*** Records provided ***

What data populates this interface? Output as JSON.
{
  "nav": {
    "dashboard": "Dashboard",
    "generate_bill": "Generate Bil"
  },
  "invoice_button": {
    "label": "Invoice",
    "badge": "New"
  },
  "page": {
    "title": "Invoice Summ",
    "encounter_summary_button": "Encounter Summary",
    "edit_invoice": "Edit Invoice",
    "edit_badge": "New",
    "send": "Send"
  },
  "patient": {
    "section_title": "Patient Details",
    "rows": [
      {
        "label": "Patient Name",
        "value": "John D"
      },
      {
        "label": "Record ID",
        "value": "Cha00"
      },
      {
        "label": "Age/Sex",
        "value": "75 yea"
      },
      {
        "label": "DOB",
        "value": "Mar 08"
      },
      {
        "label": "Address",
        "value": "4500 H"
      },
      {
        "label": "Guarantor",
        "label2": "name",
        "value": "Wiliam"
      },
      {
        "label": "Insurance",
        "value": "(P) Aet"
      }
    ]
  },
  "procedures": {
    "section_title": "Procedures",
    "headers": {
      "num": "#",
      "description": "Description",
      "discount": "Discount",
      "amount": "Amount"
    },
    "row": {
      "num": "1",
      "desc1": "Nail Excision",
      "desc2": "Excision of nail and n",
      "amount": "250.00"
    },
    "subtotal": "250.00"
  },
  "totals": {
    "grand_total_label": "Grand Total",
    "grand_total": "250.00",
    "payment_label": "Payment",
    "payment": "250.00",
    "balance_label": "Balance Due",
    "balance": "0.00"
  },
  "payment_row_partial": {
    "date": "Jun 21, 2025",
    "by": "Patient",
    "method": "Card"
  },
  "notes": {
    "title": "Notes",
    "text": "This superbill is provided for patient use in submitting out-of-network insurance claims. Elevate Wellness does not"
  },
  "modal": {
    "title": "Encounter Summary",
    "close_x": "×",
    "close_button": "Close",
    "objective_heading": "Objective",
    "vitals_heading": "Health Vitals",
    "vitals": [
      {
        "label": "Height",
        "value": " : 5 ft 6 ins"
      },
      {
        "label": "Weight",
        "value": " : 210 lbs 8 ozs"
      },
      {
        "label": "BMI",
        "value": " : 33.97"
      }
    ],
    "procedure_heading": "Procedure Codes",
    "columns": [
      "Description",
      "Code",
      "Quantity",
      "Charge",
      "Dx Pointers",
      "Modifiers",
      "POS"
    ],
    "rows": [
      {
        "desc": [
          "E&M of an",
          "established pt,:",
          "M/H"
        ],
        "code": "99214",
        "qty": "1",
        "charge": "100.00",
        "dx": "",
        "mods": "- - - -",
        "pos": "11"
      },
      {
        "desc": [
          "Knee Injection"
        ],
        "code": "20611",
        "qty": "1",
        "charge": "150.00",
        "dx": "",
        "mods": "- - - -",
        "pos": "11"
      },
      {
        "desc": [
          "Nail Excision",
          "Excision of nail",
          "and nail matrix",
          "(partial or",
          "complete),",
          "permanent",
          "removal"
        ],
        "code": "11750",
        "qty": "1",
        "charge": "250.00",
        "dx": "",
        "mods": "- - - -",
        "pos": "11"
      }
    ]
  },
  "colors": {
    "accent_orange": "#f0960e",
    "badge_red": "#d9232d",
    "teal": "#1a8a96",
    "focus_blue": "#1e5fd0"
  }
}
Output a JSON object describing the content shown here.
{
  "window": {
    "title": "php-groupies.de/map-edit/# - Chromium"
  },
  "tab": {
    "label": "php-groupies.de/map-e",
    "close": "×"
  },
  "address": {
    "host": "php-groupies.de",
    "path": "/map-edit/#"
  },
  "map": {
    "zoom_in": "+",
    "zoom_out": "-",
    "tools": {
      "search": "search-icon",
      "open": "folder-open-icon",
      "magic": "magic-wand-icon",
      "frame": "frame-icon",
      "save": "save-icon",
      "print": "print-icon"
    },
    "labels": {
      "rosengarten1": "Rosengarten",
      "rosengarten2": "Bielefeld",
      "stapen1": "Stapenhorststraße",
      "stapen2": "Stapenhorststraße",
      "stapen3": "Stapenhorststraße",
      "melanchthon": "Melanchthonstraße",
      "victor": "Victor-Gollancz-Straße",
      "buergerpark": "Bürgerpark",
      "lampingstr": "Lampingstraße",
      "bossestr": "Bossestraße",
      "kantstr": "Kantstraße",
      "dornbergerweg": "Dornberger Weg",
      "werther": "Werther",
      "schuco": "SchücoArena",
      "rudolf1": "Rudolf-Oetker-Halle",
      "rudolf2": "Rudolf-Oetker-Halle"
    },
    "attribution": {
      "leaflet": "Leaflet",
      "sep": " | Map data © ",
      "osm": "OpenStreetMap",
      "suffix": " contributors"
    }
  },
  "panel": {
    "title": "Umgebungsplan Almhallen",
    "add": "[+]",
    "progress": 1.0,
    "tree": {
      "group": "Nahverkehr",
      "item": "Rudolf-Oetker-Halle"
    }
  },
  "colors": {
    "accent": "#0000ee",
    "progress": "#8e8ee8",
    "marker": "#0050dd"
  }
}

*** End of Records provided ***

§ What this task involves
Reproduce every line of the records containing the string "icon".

§ Result of this task
      "search": "search-icon",
      "open": "folder-open-icon",
      "magic": "magic-wand-icon",
      "frame": "frame-icon",
      "save": "save-icon",
      "print": "print-icon"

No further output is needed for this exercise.